What you will do – Return the listing in full and exactly, but without a single picture.

Information supplied –
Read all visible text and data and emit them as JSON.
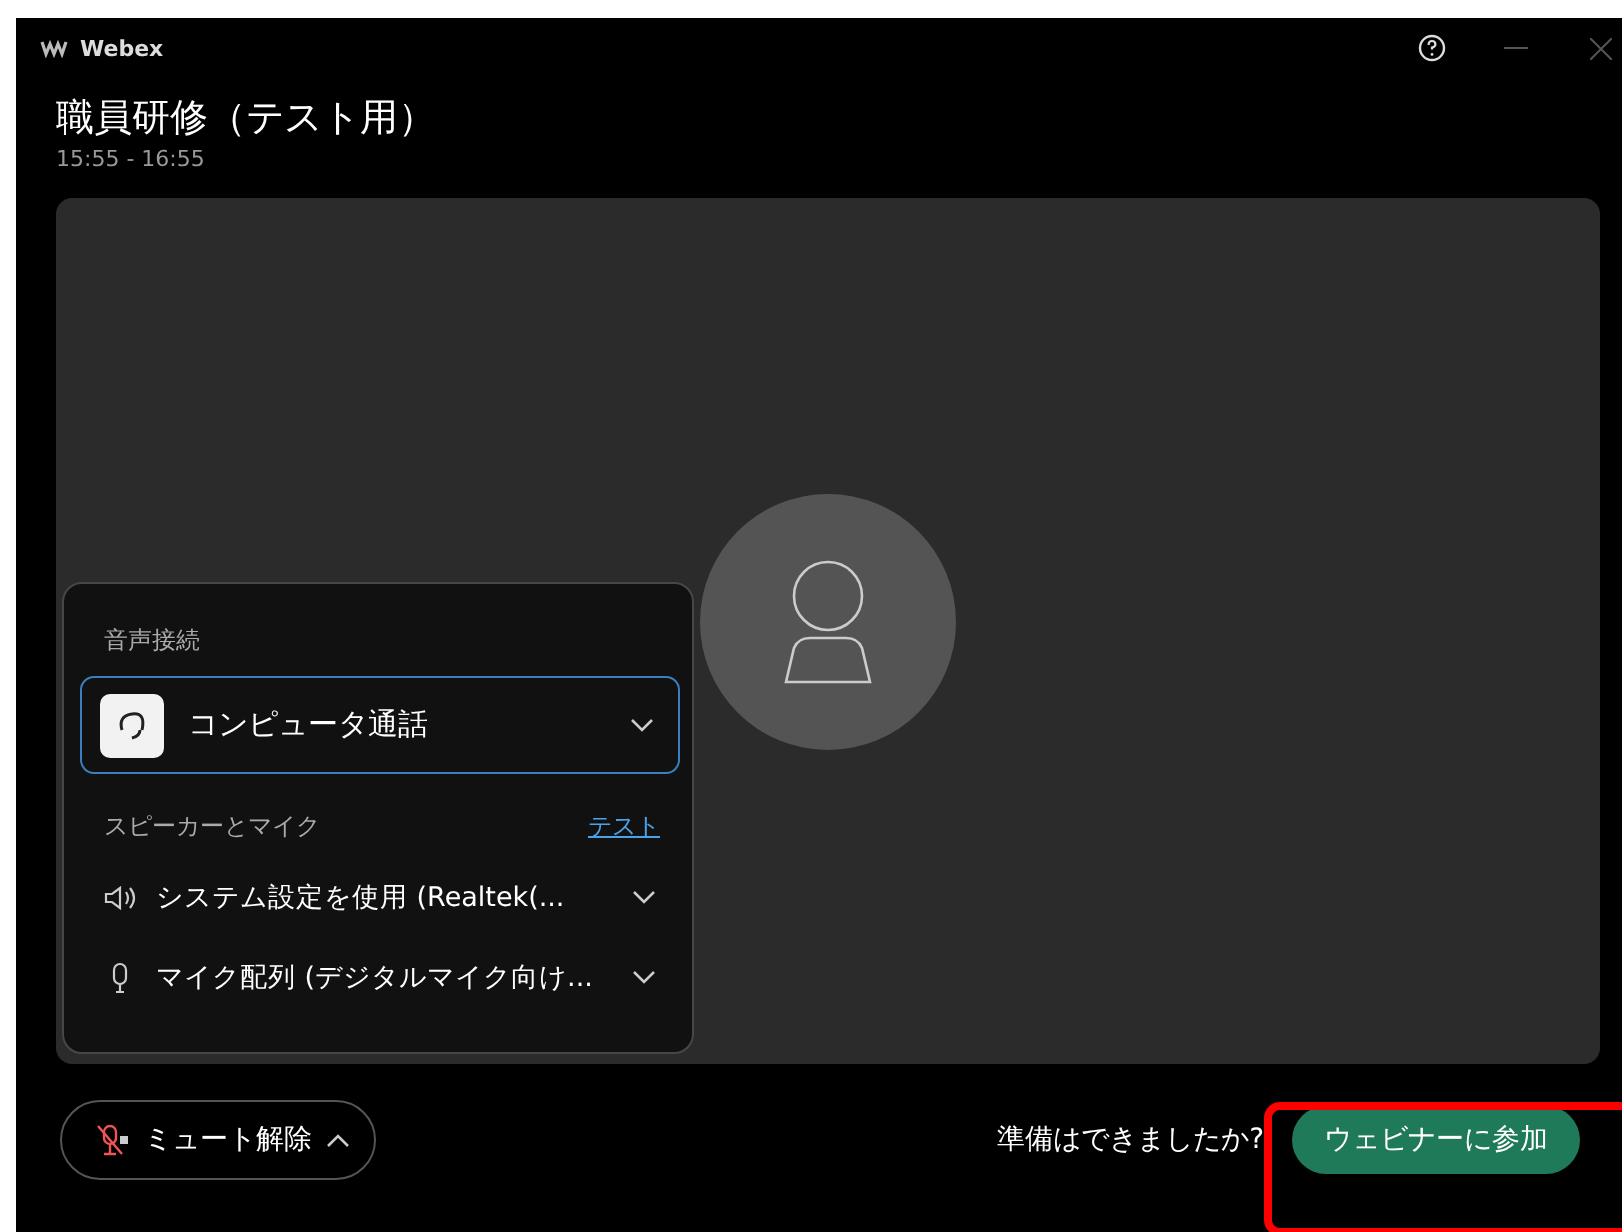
{
  "window": {
    "app": "Webex",
    "title": "職員研修（テスト用）",
    "time": "15:55 - 16:55"
  },
  "audio_panel": {
    "heading": "音声接続",
    "connection": "コンピュータ通話",
    "devices_heading": "スピーカーとマイク",
    "test_link": "テスト",
    "devices": [
      {
        "kind": "speaker",
        "label": "システム設定を使用 (Realtek(..."
      },
      {
        "kind": "microphone",
        "label": "マイク配列 (デジタルマイク向け..."
      }
    ]
  },
  "footer": {
    "mute_button": "ミュート解除",
    "prompt": "準備はできましたか?",
    "join_button": "ウェビナーに参加"
  }
}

Answer box –
Read all visible text and data and emit them as JSON.
{
  "window": {
    "app": "Webex",
    "title": "職員研修（テスト用）",
    "time": "15:55 - 16:55"
  },
  "audio_panel": {
    "heading": "音声接続",
    "connection": "コンピュータ通話",
    "devices_heading": "スピーカーとマイク",
    "test_link": "テスト",
    "devices": [
      {
        "kind": "speaker",
        "label": "システム設定を使用 (Realtek(..."
      },
      {
        "kind": "microphone",
        "label": "マイク配列 (デジタルマイク向け..."
      }
    ]
  },
  "footer": {
    "mute_button": "ミュート解除",
    "prompt": "準備はできましたか?",
    "join_button": "ウェビナーに参加"
  }
}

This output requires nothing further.